> [REQUIREMENT]:
From first line to last, copy the listing exactly and omit its pictures.

+-------+

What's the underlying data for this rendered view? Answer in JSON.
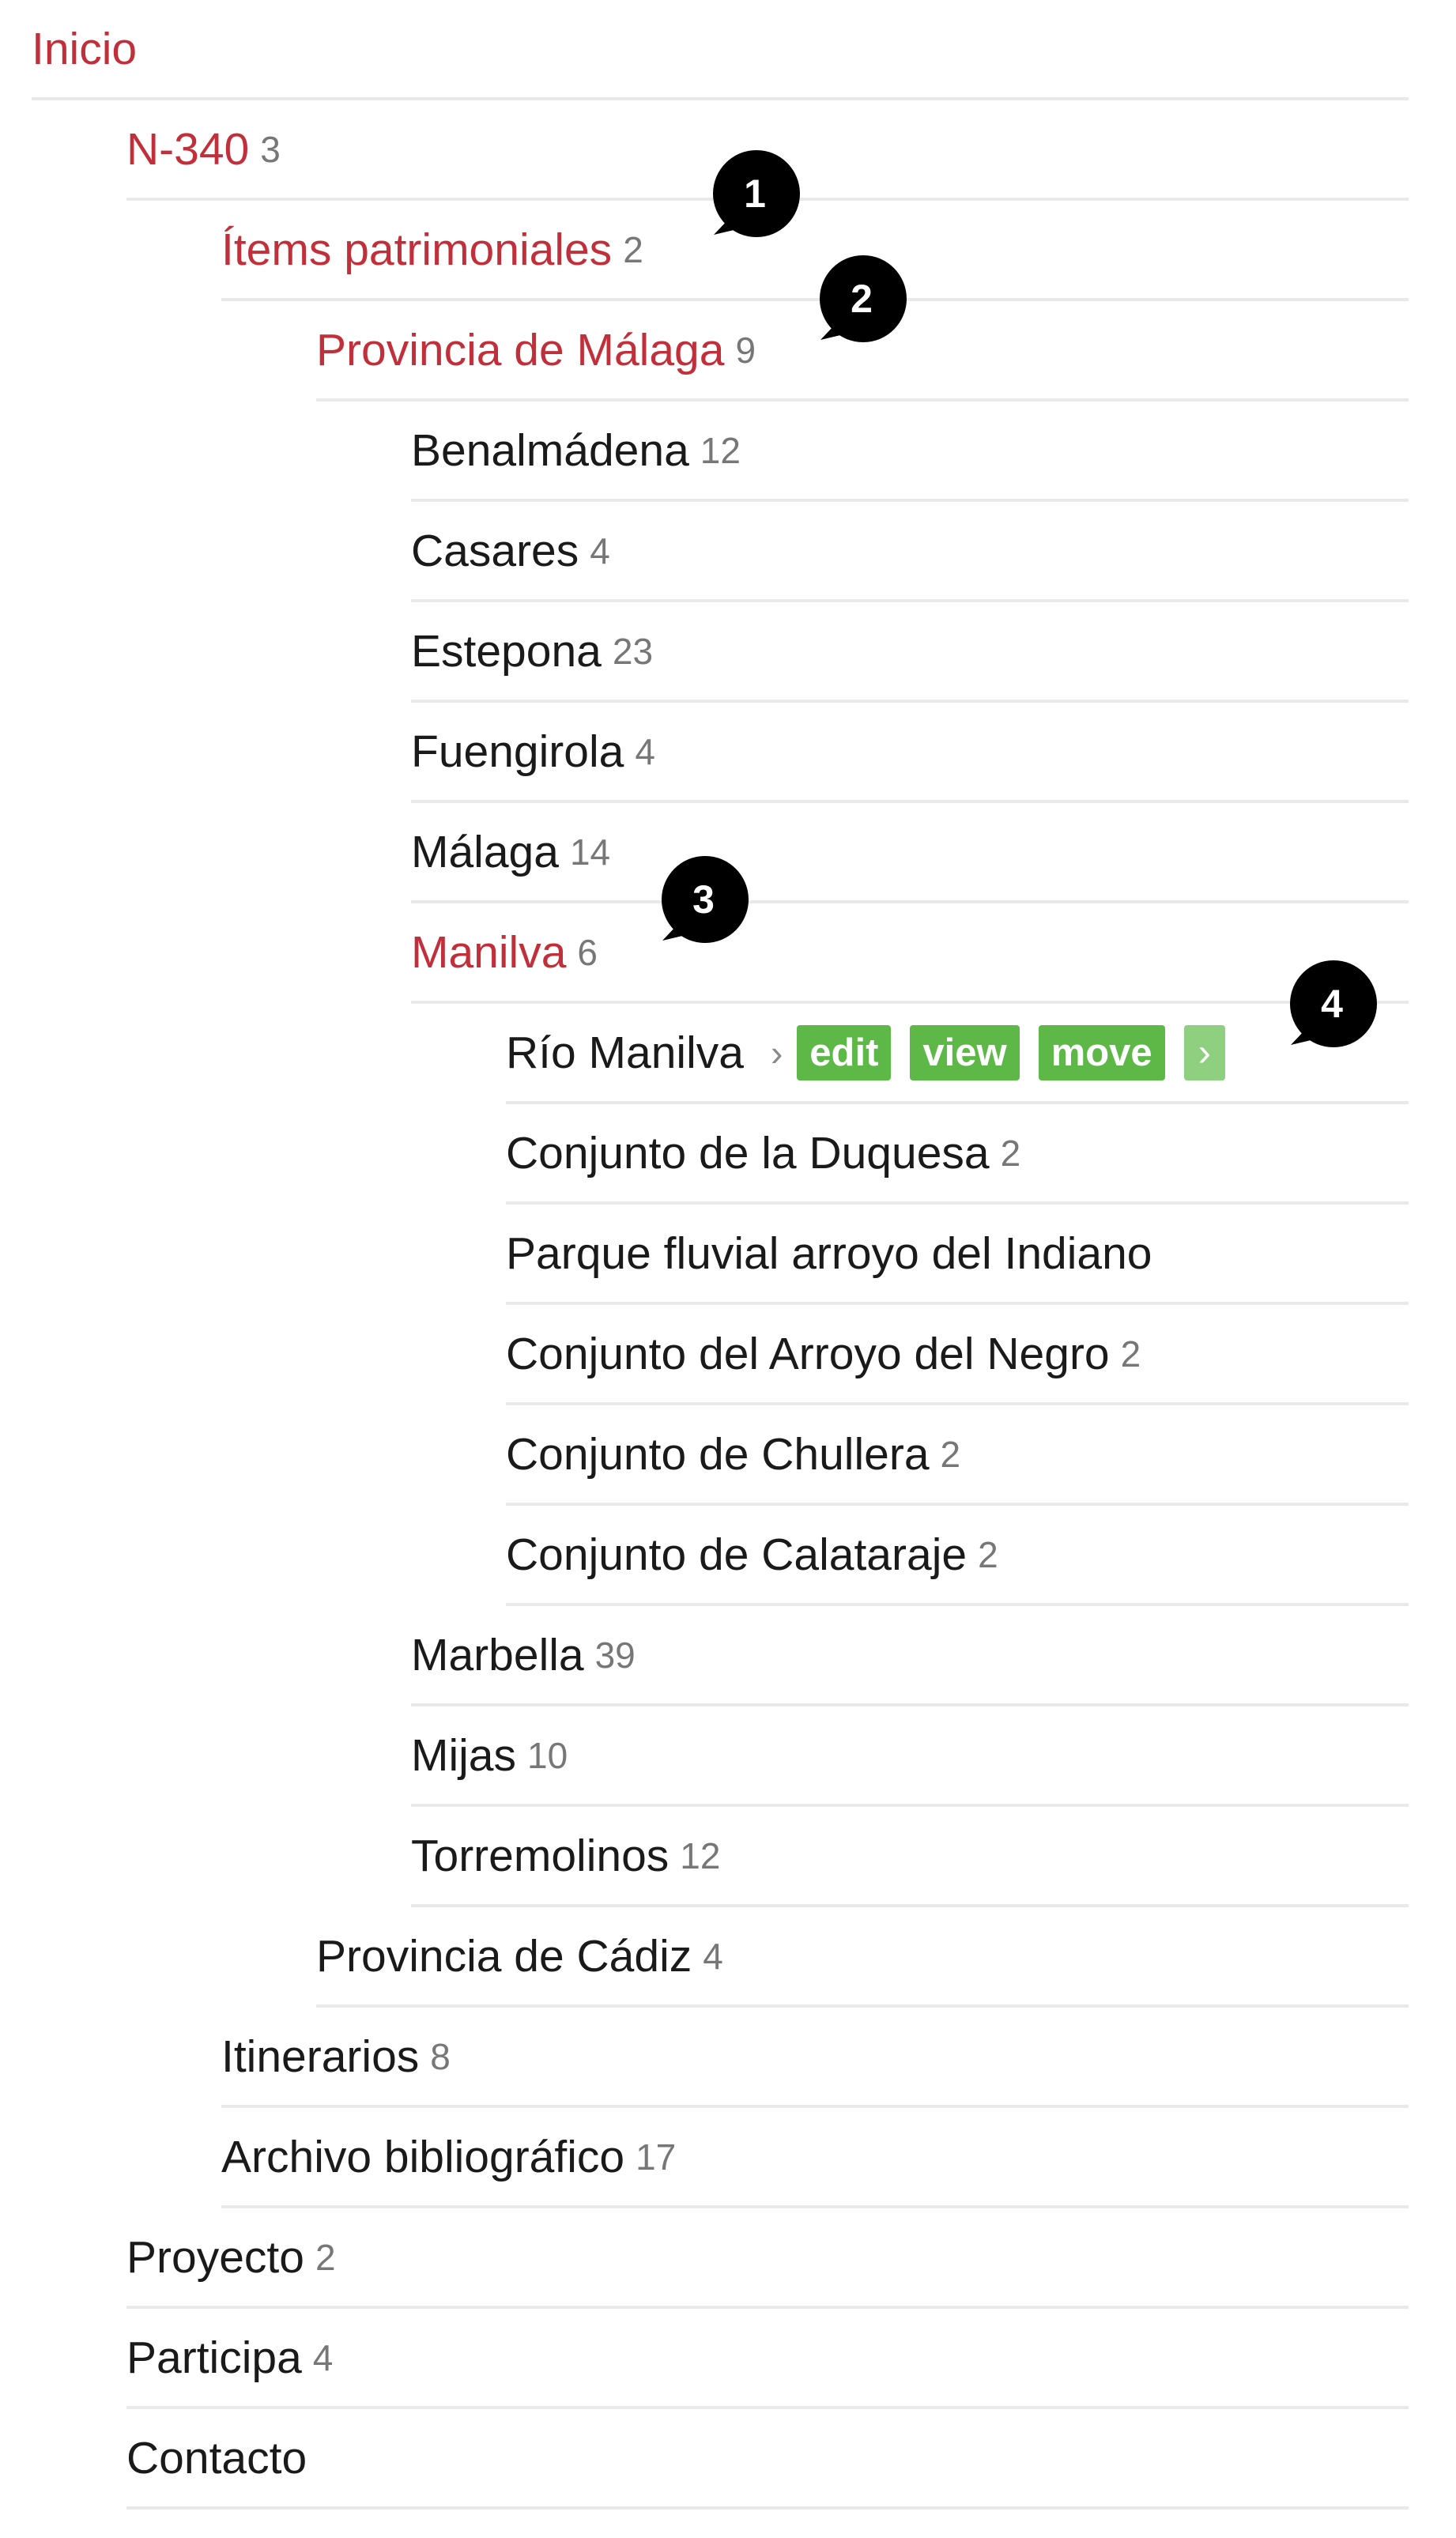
{
  "tree": [
    {
      "label": "Inicio",
      "count": "",
      "highlight": true
    },
    {
      "label": "N-340",
      "count": "3",
      "highlight": true
    },
    {
      "label": "Ítems patrimoniales",
      "count": "2",
      "highlight": true
    },
    {
      "label": "Provincia de Málaga",
      "count": "9",
      "highlight": true
    },
    {
      "label": "Benalmádena",
      "count": "12",
      "highlight": false
    },
    {
      "label": "Casares",
      "count": "4",
      "highlight": false
    },
    {
      "label": "Estepona",
      "count": "23",
      "highlight": false
    },
    {
      "label": "Fuengirola",
      "count": "4",
      "highlight": false
    },
    {
      "label": "Málaga",
      "count": "14",
      "highlight": false
    },
    {
      "label": "Manilva",
      "count": "6",
      "highlight": true
    },
    {
      "label": "Río Manilva",
      "count": "",
      "highlight": false,
      "actions": {
        "chevron": "›",
        "edit": "edit",
        "view": "view",
        "move": "move",
        "more": "›"
      }
    },
    {
      "label": "Conjunto de la Duquesa",
      "count": "2",
      "highlight": false
    },
    {
      "label": "Parque fluvial arroyo del Indiano",
      "count": "",
      "highlight": false
    },
    {
      "label": "Conjunto del Arroyo del Negro",
      "count": "2",
      "highlight": false
    },
    {
      "label": "Conjunto de Chullera",
      "count": "2",
      "highlight": false
    },
    {
      "label": "Conjunto de Calataraje",
      "count": "2",
      "highlight": false
    },
    {
      "label": "Marbella",
      "count": "39",
      "highlight": false
    },
    {
      "label": "Mijas",
      "count": "10",
      "highlight": false
    },
    {
      "label": "Torremolinos",
      "count": "12",
      "highlight": false
    },
    {
      "label": "Provincia de Cádiz",
      "count": "4",
      "highlight": false
    },
    {
      "label": "Itinerarios",
      "count": "8",
      "highlight": false
    },
    {
      "label": "Archivo bibliográfico",
      "count": "17",
      "highlight": false
    },
    {
      "label": "Proyecto",
      "count": "2",
      "highlight": false
    },
    {
      "label": "Participa",
      "count": "4",
      "highlight": false
    },
    {
      "label": "Contacto",
      "count": "",
      "highlight": false
    }
  ],
  "callouts": [
    "1",
    "2",
    "3",
    "4"
  ],
  "colors": {
    "active_link": "#c1303a",
    "text": "#1a1a1a",
    "count": "#777777",
    "action_button": "#5db848",
    "action_button_light": "#8fd080",
    "callout": "#000000"
  }
}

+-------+

> [ANSWER SPACE]:
What's the underlying data for this rendered view? Answer in JSON.
{
  "tree": [
    {
      "label": "Inicio",
      "count": "",
      "highlight": true
    },
    {
      "label": "N-340",
      "count": "3",
      "highlight": true
    },
    {
      "label": "Ítems patrimoniales",
      "count": "2",
      "highlight": true
    },
    {
      "label": "Provincia de Málaga",
      "count": "9",
      "highlight": true
    },
    {
      "label": "Benalmádena",
      "count": "12",
      "highlight": false
    },
    {
      "label": "Casares",
      "count": "4",
      "highlight": false
    },
    {
      "label": "Estepona",
      "count": "23",
      "highlight": false
    },
    {
      "label": "Fuengirola",
      "count": "4",
      "highlight": false
    },
    {
      "label": "Málaga",
      "count": "14",
      "highlight": false
    },
    {
      "label": "Manilva",
      "count": "6",
      "highlight": true
    },
    {
      "label": "Río Manilva",
      "count": "",
      "highlight": false,
      "actions": {
        "chevron": "›",
        "edit": "edit",
        "view": "view",
        "move": "move",
        "more": "›"
      }
    },
    {
      "label": "Conjunto de la Duquesa",
      "count": "2",
      "highlight": false
    },
    {
      "label": "Parque fluvial arroyo del Indiano",
      "count": "",
      "highlight": false
    },
    {
      "label": "Conjunto del Arroyo del Negro",
      "count": "2",
      "highlight": false
    },
    {
      "label": "Conjunto de Chullera",
      "count": "2",
      "highlight": false
    },
    {
      "label": "Conjunto de Calataraje",
      "count": "2",
      "highlight": false
    },
    {
      "label": "Marbella",
      "count": "39",
      "highlight": false
    },
    {
      "label": "Mijas",
      "count": "10",
      "highlight": false
    },
    {
      "label": "Torremolinos",
      "count": "12",
      "highlight": false
    },
    {
      "label": "Provincia de Cádiz",
      "count": "4",
      "highlight": false
    },
    {
      "label": "Itinerarios",
      "count": "8",
      "highlight": false
    },
    {
      "label": "Archivo bibliográfico",
      "count": "17",
      "highlight": false
    },
    {
      "label": "Proyecto",
      "count": "2",
      "highlight": false
    },
    {
      "label": "Participa",
      "count": "4",
      "highlight": false
    },
    {
      "label": "Contacto",
      "count": "",
      "highlight": false
    }
  ],
  "callouts": [
    "1",
    "2",
    "3",
    "4"
  ],
  "colors": {
    "active_link": "#c1303a",
    "text": "#1a1a1a",
    "count": "#777777",
    "action_button": "#5db848",
    "action_button_light": "#8fd080",
    "callout": "#000000"
  }
}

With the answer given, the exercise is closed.